JOHN ADAMS APPOINTS A GUNNER TO SERVE IN AMERICA’S NEW AND GROWING NAVY
JOHN ADAMS. (1735-1826) Second President of the United States (1797-1801), first Vice President (1789-1797), and one of the leading Founding Fathers of the United States. Uncommon Partially-printed Document Signed, “John Adams,” as President of the United States. One full page, vellum, oblong folio. Philadelphia, December 2, 1799. Countersigned by BENJAMIN STODDERT, first Secretary of the Navy Department. Paper-wafer wax seal of the Navy Department affixed to upper left corner. The document reads, in part:
“Know Ye, THAT reposing special Trust and Confidence in the Patriotism, Valor, Fidelity and Abilities of Samuel Masury, I do appoint him a Gunner in the Navy of the United States: HE is therefore carefully and diligently to discharge the duty of a Gunner … by doing and performing all manner of Things thereunto belonging. And I do strictly charge and require All Officers, Seamen and others under his command, to be obedient to his Orders and Gunner, And he is to observe and follow such Orders and Directions, from Time to Time, as he shall receive from me, or the future President of The United States of America, or his superior Officer set over him, according to the Rules and Displine of the Navy. This Warrant to continue in force during the pleasure of the President of the United States for the time being … John Adams”

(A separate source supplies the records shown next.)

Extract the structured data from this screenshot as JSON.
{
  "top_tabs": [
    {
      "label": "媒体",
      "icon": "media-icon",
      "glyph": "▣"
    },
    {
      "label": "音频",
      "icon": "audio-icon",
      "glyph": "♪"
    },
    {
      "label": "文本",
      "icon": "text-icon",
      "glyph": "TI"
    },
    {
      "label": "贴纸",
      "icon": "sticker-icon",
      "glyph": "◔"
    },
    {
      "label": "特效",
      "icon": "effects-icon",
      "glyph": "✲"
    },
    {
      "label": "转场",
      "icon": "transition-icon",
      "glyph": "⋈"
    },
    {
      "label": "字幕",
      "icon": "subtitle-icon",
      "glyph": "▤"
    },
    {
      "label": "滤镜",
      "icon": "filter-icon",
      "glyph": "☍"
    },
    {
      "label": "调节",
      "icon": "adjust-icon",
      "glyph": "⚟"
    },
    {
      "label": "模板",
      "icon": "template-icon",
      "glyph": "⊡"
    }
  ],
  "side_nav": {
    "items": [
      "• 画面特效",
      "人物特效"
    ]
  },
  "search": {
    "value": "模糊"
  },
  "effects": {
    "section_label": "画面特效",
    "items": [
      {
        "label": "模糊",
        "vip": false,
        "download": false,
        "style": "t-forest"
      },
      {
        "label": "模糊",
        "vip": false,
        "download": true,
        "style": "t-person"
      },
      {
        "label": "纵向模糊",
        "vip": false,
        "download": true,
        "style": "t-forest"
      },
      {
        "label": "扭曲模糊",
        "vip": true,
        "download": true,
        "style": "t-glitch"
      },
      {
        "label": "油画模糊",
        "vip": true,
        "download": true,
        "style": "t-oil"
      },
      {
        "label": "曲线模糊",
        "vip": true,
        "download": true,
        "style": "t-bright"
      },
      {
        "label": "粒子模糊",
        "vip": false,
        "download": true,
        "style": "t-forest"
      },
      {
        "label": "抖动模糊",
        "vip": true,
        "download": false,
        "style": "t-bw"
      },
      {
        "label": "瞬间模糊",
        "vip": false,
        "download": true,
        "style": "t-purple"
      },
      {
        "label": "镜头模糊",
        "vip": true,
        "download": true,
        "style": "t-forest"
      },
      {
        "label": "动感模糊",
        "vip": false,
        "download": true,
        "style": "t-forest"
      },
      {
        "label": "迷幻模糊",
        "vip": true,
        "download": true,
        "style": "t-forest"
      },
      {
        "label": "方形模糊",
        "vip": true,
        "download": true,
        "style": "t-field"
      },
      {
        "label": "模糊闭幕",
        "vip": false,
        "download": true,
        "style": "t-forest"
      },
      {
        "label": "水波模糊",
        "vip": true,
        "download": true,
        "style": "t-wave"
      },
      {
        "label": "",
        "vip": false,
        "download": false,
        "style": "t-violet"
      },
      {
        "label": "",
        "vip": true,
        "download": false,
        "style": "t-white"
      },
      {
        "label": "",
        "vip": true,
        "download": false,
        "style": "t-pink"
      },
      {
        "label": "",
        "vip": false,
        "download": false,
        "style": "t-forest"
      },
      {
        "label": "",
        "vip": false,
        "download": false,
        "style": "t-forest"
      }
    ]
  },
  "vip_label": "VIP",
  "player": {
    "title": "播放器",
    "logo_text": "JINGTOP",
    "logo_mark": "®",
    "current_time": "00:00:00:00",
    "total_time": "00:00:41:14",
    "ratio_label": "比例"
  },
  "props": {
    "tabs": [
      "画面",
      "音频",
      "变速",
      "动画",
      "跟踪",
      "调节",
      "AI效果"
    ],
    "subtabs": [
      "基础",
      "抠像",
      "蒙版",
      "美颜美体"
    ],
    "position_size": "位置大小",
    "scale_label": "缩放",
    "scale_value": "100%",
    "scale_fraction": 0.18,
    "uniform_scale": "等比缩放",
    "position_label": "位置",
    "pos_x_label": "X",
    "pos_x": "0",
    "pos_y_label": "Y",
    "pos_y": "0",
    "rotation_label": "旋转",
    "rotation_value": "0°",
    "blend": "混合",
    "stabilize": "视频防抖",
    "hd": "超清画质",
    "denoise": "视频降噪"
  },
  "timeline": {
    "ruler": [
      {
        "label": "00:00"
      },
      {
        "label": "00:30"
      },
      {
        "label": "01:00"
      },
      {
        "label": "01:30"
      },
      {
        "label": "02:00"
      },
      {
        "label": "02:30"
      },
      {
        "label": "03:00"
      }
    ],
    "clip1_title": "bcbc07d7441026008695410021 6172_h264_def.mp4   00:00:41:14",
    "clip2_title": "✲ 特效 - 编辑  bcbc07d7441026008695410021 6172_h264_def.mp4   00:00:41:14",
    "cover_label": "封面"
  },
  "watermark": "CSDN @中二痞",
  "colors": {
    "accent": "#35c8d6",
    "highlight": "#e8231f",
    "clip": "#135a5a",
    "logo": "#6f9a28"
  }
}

In response to the threat posed to American merchant ships by French, British, and Barbary pirate vessels, the young American nation began to establish an armed maritime presence in the decades following the creation of the United States. [At the end of the Revolutionary War, the Continental Navy was disbanded. George Washington, realizing the threats to American merchant shipping by Barbary pirates from four North African Muslim States in the Mediterranean, led him to approve the Naval Act of 1794, which created a permanent standing U.S. Navy. There were only six frigates originally authorized as part of the Act.] Samuel Masury served aboard one of these early U.S. Naval frigates, the Essex, which was built in Salem, Massachusetts in 1799. Before being captured by the British in the War of 1812, the Essex saw action in the Mediterranean Sea during the First Barbary War. Usual folds. Some minor toning, and light accomplishment, but not affecting Adam’s signature which remains strong and legible.